## Task goal
Every entry must be printed again exactly, with nothing left out.

Records from a data source:
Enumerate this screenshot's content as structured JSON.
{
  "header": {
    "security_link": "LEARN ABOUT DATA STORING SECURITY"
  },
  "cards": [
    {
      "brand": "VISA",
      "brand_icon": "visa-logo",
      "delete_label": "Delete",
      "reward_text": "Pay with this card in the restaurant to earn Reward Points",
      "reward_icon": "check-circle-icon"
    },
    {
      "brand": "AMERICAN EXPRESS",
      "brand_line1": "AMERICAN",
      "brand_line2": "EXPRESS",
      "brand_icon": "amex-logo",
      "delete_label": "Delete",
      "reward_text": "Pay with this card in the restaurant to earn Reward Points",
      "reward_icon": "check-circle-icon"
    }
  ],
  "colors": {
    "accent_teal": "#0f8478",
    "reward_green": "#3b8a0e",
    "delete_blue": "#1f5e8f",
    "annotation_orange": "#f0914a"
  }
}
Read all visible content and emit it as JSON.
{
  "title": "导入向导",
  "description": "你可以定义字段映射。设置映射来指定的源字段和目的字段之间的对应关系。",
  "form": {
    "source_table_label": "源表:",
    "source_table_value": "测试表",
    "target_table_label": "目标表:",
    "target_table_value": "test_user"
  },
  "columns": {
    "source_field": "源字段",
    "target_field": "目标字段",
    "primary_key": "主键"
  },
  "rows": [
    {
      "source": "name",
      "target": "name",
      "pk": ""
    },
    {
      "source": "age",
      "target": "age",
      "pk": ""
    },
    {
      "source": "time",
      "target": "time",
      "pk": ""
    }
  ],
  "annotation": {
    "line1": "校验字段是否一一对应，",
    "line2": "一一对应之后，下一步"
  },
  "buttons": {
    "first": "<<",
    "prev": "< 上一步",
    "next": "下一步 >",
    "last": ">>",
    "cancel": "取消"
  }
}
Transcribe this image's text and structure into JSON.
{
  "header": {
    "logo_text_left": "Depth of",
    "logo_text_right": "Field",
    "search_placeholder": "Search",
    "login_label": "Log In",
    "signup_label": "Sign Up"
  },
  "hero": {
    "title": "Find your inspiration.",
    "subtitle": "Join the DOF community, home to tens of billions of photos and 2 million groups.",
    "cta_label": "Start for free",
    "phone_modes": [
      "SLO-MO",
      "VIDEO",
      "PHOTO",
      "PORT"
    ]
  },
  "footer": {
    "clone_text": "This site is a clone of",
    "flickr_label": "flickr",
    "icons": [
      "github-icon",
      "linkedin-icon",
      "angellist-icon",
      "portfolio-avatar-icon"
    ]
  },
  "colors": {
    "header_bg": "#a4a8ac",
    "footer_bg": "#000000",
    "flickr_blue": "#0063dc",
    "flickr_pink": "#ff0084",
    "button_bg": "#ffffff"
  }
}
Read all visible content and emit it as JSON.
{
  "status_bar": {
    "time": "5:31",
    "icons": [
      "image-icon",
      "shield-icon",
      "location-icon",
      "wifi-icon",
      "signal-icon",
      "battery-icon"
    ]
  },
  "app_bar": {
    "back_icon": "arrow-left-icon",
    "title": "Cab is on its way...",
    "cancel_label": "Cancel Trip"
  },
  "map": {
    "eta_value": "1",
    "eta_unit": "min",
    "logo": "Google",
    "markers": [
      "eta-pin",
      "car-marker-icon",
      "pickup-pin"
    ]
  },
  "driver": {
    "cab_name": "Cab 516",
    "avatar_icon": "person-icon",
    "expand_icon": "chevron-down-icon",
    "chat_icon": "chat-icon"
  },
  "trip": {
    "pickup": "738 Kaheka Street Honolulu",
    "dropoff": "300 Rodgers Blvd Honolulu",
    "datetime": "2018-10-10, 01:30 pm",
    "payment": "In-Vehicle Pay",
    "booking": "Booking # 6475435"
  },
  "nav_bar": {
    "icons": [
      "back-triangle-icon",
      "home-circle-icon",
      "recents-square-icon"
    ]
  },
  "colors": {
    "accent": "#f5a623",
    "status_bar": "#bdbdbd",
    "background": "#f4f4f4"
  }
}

## Answer for the task
Enumerate this screenshot's content as structured JSON.
{
  "header": {
    "security_link": "LEARN ABOUT DATA STORING SECURITY"
  },
  "cards": [
    {
      "brand": "VISA",
      "brand_icon": "visa-logo",
      "delete_label": "Delete",
      "reward_text": "Pay with this card in the restaurant to earn Reward Points",
      "reward_icon": "check-circle-icon"
    },
    {
      "brand": "AMERICAN EXPRESS",
      "brand_line1": "AMERICAN",
      "brand_line2": "EXPRESS",
      "brand_icon": "amex-logo",
      "delete_label": "Delete",
      "reward_text": "Pay with this card in the restaurant to earn Reward Points",
      "reward_icon": "check-circle-icon"
    }
  ],
  "colors": {
    "accent_teal": "#0f8478",
    "reward_green": "#3b8a0e",
    "delete_blue": "#1f5e8f",
    "annotation_orange": "#f0914a"
  }
}
Read all visible content and emit it as JSON.
{
  "title": "导入向导",
  "description": "你可以定义字段映射。设置映射来指定的源字段和目的字段之间的对应关系。",
  "form": {
    "source_table_label": "源表:",
    "source_table_value": "测试表",
    "target_table_label": "目标表:",
    "target_table_value": "test_user"
  },
  "columns": {
    "source_field": "源字段",
    "target_field": "目标字段",
    "primary_key": "主键"
  },
  "rows": [
    {
      "source": "name",
      "target": "name",
      "pk": ""
    },
    {
      "source": "age",
      "target": "age",
      "pk": ""
    },
    {
      "source": "time",
      "target": "time",
      "pk": ""
    }
  ],
  "annotation": {
    "line1": "校验字段是否一一对应，",
    "line2": "一一对应之后，下一步"
  },
  "buttons": {
    "first": "<<",
    "prev": "< 上一步",
    "next": "下一步 >",
    "last": ">>",
    "cancel": "取消"
  }
}
Transcribe this image's text and structure into JSON.
{
  "header": {
    "logo_text_left": "Depth of",
    "logo_text_right": "Field",
    "search_placeholder": "Search",
    "login_label": "Log In",
    "signup_label": "Sign Up"
  },
  "hero": {
    "title": "Find your inspiration.",
    "subtitle": "Join the DOF community, home to tens of billions of photos and 2 million groups.",
    "cta_label": "Start for free",
    "phone_modes": [
      "SLO-MO",
      "VIDEO",
      "PHOTO",
      "PORT"
    ]
  },
  "footer": {
    "clone_text": "This site is a clone of",
    "flickr_label": "flickr",
    "icons": [
      "github-icon",
      "linkedin-icon",
      "angellist-icon",
      "portfolio-avatar-icon"
    ]
  },
  "colors": {
    "header_bg": "#a4a8ac",
    "footer_bg": "#000000",
    "flickr_blue": "#0063dc",
    "flickr_pink": "#ff0084",
    "button_bg": "#ffffff"
  }
}
Read all visible content and emit it as JSON.
{
  "status_bar": {
    "time": "5:31",
    "icons": [
      "image-icon",
      "shield-icon",
      "location-icon",
      "wifi-icon",
      "signal-icon",
      "battery-icon"
    ]
  },
  "app_bar": {
    "back_icon": "arrow-left-icon",
    "title": "Cab is on its way...",
    "cancel_label": "Cancel Trip"
  },
  "map": {
    "eta_value": "1",
    "eta_unit": "min",
    "logo": "Google",
    "markers": [
      "eta-pin",
      "car-marker-icon",
      "pickup-pin"
    ]
  },
  "driver": {
    "cab_name": "Cab 516",
    "avatar_icon": "person-icon",
    "expand_icon": "chevron-down-icon",
    "chat_icon": "chat-icon"
  },
  "trip": {
    "pickup": "738 Kaheka Street Honolulu",
    "dropoff": "300 Rodgers Blvd Honolulu",
    "datetime": "2018-10-10, 01:30 pm",
    "payment": "In-Vehicle Pay",
    "booking": "Booking # 6475435"
  },
  "nav_bar": {
    "icons": [
      "back-triangle-icon",
      "home-circle-icon",
      "recents-square-icon"
    ]
  },
  "colors": {
    "accent": "#f5a623",
    "status_bar": "#bdbdbd",
    "background": "#f4f4f4"
  }
}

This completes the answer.